Cryptography experts discourage roll-your-own cryptography for reasons that should be obvious.
For the very same reasons, one should not attempt to roll his own solution to the problem of measuring a password's strength; it is very much a cryptographic problem.
Don't get into the ugly business of authoring some massive regular expression for this purpose; you will likely fail to account for several factors that influence a password's overall strength.
It's a Difficult Problem
There is considerable difficulty inherent to the problem of measuring a password's strength. The more research I perform on this subject, the more I realize that this is a "unidirectional" problem; that is, one cannot measure the "difficulty" (computational cost) of cracking a password efficiently. Rather, it is more efficient to provide complexity requirements and measure the password's ability to meet them.
When we consider the problem logically, a "crackability index" doesn't make much sense, as convenient as it sounds. There are so many factors that drive the calculation, most of which relate to the computational resources devoted to the cracking process, so as to be impractical.
Imagine pitting John the Ripper (or a similar tool) against the password in question; it might take days to crack a decent password, months to crack a good password, and until the sun burns-out to crack an exceptional password. This is not a practical means by which to measure password strength.
Approaching the problem from the other direction is far more manageable: if we supply a set of complexity requirements, it's possible to judge the relative strength of a password very quickly. Obviously, the supplied complexity requirements must evolve over time, but there are far fewer variables for which to account if we approach the problem in this way.
A Viable Solution
There is a standalone utility available from Openwall entitled

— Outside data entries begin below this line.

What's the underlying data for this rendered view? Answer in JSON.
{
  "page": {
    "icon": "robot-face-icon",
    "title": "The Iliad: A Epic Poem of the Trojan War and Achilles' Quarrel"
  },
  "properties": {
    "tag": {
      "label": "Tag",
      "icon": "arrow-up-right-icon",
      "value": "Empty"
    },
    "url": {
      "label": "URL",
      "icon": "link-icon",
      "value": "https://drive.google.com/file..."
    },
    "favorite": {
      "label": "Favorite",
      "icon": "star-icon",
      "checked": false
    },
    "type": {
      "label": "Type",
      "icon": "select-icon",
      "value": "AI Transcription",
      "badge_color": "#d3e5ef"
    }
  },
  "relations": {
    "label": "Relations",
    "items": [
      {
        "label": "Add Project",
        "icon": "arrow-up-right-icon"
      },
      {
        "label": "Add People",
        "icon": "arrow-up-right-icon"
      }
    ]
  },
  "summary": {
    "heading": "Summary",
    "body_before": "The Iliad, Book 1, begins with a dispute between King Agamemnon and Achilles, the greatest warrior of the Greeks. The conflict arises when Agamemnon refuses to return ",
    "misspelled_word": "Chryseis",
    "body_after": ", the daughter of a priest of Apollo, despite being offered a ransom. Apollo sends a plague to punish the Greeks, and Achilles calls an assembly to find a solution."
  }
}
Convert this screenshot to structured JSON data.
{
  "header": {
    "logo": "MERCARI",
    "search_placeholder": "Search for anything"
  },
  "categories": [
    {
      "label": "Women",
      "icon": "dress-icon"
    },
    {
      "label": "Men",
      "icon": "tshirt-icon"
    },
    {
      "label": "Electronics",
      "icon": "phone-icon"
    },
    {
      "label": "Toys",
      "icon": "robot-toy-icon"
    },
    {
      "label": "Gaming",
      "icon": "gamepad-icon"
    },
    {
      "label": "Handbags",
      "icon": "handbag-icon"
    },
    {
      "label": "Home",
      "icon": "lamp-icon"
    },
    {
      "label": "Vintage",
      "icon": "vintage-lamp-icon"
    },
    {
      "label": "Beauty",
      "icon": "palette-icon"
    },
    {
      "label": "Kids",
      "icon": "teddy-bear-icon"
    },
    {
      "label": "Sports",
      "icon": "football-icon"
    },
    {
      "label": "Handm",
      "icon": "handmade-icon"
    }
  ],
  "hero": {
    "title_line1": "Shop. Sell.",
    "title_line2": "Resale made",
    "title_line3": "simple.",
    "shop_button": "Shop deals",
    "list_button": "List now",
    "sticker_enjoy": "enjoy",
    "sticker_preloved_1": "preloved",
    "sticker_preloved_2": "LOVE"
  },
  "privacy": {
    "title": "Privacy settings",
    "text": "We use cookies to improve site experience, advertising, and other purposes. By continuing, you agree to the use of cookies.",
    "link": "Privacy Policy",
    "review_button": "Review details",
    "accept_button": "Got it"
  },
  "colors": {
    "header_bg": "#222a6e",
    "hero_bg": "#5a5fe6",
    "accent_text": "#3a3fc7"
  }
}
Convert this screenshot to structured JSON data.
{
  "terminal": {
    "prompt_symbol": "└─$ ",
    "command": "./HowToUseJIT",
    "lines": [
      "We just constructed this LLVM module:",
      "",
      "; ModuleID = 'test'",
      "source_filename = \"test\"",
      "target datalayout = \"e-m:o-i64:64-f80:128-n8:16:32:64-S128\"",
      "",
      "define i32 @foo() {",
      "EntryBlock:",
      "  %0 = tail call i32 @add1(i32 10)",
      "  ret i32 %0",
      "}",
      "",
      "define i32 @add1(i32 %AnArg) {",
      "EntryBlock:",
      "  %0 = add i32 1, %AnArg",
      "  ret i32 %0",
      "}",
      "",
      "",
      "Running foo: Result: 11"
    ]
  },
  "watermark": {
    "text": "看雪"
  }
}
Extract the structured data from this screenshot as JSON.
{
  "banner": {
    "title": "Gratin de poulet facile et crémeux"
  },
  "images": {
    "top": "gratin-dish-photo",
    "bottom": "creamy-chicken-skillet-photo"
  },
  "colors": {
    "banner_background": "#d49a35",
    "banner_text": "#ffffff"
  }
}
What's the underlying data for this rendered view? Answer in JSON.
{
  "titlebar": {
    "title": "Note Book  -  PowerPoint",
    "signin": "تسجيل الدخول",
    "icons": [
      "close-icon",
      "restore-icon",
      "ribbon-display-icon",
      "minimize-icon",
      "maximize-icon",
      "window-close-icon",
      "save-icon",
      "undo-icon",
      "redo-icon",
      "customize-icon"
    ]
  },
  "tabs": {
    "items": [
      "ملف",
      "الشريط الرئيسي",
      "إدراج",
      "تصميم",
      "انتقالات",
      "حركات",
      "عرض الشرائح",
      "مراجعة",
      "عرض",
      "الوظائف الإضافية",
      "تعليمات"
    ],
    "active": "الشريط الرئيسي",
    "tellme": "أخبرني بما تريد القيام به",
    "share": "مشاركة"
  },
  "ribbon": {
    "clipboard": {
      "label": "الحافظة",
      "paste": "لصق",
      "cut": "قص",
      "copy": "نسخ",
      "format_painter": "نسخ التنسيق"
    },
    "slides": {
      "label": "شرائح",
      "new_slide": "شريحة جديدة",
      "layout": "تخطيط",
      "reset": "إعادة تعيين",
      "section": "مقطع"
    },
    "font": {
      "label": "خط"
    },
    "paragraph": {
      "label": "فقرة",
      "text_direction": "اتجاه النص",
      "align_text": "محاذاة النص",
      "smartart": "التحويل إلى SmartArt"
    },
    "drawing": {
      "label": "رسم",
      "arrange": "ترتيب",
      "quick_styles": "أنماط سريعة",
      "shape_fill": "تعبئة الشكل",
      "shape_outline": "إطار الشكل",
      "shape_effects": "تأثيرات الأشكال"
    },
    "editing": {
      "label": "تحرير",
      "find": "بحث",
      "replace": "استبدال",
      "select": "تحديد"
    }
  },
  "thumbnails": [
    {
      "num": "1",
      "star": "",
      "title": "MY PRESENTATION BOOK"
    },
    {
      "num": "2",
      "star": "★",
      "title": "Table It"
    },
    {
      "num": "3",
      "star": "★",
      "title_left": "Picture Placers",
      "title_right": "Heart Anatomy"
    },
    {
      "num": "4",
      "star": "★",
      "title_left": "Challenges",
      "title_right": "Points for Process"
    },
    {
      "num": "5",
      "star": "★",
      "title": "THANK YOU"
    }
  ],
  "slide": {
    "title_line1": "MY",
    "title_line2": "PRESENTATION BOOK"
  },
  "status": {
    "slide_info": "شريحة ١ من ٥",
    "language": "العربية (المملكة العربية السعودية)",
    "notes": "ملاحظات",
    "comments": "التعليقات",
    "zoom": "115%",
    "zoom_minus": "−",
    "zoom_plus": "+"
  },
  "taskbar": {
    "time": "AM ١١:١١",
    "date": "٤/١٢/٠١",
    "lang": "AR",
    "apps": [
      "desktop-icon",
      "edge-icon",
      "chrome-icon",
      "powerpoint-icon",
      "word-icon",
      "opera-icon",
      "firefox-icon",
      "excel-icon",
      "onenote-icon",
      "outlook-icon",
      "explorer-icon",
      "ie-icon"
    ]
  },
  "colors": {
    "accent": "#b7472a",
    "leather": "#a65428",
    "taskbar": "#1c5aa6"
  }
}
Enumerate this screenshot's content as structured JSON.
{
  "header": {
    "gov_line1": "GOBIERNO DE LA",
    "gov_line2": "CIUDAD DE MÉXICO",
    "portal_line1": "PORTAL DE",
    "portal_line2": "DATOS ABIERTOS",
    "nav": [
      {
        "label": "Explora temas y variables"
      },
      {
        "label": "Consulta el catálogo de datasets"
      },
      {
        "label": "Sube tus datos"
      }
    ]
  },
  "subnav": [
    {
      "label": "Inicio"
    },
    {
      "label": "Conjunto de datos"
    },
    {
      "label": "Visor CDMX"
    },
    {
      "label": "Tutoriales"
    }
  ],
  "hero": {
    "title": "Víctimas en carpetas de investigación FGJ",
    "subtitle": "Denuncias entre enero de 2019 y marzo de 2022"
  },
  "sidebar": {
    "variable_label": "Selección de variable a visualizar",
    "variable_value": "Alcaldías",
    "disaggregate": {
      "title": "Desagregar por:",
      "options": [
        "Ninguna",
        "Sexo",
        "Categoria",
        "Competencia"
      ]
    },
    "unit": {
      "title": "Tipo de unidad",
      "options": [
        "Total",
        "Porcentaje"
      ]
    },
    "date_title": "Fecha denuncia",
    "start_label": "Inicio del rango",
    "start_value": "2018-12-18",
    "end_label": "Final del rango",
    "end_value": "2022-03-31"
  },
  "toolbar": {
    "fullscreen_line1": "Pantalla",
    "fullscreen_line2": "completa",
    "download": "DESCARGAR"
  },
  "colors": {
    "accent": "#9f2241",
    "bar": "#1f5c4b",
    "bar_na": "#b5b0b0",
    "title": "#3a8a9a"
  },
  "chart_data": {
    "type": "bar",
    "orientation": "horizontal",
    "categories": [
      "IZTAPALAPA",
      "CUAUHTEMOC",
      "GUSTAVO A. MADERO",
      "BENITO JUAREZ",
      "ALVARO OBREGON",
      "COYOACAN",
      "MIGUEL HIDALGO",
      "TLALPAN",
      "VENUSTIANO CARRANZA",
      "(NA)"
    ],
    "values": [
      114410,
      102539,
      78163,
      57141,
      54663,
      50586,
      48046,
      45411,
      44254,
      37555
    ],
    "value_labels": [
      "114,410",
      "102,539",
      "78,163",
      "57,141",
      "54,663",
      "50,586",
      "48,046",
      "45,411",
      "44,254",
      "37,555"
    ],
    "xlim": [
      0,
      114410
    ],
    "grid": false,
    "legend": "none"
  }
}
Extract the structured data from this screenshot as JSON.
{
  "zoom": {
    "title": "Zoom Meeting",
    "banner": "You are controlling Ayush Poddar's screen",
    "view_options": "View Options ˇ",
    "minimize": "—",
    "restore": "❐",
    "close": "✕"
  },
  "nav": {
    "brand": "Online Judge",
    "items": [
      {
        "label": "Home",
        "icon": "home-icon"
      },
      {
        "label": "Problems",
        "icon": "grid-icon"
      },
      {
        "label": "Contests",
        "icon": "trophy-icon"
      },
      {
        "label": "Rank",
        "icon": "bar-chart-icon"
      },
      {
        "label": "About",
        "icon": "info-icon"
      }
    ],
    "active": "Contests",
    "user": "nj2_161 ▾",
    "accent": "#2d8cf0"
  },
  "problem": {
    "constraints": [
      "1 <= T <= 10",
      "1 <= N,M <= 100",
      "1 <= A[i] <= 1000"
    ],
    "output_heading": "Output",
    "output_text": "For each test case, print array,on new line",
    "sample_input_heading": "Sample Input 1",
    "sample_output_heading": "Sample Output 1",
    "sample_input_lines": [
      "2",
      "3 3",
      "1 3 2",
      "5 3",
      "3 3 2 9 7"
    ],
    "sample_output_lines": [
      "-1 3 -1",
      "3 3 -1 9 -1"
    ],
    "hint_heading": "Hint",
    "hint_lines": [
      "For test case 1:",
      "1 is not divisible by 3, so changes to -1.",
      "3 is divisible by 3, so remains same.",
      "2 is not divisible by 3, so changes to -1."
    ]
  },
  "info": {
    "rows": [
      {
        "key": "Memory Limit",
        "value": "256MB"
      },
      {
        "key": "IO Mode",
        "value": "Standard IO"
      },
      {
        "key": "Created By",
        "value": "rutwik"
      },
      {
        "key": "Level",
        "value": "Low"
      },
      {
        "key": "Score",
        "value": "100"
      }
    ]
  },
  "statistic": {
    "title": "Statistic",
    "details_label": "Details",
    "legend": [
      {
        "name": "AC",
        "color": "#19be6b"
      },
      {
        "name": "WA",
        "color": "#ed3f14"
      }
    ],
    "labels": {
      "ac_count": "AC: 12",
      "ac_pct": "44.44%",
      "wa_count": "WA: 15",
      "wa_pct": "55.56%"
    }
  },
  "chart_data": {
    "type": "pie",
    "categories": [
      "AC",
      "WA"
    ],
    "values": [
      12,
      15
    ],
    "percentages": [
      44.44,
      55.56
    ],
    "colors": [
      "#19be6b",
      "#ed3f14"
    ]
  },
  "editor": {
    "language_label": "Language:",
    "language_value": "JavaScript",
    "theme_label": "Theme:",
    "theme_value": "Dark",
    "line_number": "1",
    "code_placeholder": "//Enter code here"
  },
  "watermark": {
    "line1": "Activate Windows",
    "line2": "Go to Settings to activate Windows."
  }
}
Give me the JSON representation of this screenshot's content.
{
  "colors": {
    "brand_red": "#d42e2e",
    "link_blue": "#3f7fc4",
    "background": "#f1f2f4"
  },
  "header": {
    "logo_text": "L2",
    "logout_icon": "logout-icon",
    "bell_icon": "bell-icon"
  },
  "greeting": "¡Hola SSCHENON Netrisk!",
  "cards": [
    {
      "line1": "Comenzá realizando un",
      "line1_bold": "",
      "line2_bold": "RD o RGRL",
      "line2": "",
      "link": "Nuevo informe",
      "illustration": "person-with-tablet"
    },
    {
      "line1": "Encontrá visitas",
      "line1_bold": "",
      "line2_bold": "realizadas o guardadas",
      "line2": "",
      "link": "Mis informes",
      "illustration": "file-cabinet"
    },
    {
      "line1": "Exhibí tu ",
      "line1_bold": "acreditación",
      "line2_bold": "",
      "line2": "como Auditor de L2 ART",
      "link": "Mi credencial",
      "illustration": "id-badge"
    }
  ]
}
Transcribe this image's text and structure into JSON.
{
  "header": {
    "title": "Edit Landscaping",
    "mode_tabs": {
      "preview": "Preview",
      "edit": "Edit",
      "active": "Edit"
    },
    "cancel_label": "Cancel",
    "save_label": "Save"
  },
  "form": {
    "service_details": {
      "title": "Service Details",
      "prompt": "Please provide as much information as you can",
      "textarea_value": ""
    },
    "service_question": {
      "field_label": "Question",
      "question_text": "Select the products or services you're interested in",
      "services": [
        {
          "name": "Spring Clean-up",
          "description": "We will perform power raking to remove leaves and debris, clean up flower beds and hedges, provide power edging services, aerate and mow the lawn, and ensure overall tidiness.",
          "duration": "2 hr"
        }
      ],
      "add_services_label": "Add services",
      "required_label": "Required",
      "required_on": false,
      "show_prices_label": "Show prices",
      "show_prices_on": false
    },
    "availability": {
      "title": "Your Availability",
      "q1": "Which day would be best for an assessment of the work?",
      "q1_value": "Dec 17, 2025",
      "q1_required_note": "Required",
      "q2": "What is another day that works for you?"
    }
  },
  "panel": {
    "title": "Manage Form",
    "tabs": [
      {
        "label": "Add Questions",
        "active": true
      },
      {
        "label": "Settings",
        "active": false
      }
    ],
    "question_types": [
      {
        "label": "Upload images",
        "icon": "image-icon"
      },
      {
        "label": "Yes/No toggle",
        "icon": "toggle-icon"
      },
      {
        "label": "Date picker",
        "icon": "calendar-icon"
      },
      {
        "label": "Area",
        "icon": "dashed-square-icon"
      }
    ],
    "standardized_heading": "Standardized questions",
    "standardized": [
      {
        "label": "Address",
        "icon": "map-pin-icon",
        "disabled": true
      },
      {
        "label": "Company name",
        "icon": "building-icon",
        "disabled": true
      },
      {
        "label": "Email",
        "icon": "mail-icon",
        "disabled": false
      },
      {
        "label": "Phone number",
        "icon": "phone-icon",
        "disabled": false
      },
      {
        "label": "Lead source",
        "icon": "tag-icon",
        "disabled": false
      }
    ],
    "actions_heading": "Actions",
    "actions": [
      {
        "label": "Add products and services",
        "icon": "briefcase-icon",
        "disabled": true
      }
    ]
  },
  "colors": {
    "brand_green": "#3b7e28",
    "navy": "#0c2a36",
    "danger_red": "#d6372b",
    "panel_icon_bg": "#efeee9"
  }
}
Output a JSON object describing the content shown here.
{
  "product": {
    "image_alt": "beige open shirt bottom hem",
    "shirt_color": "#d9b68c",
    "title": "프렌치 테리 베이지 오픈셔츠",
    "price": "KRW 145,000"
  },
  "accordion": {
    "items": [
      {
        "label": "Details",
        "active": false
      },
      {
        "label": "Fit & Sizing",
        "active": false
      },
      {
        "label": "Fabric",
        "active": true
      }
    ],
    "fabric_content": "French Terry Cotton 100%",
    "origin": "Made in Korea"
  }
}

Establishing parameters for your particular needs is the hardest part. The implementation is the easy part.
A Practical Example
I offer a simple implementation in PHP to provide a jump-start. Standard disclaimers apply.
This example assumes that we're feeding an entire list of passwords to the PHP script. It goes without saying that if you are doing this with real passwords (e.g., those dumped out of a password manager), extreme caution should be exercised with regard to password-handling. Simply writing the unencrypted password dump to disk jeopardizes the security of your passwords!
I have yet to find a more thorough solution on the Web; needless to say, I welcome any other recommendations.
Obviously, this approach is not ideal for certain use-cases (e.g., a "password strength meter" implemented "client-side"). Even so, it would be trivial to make an AJAX call to a server-side resource that returns a pass/fail response using the approach outlined above, but such an approach should assume the potential for abuse (e.g., DoS attacks) and would require secure communication between client and server, as well as acceptance of the risks associated with transmitting the un-hashed password.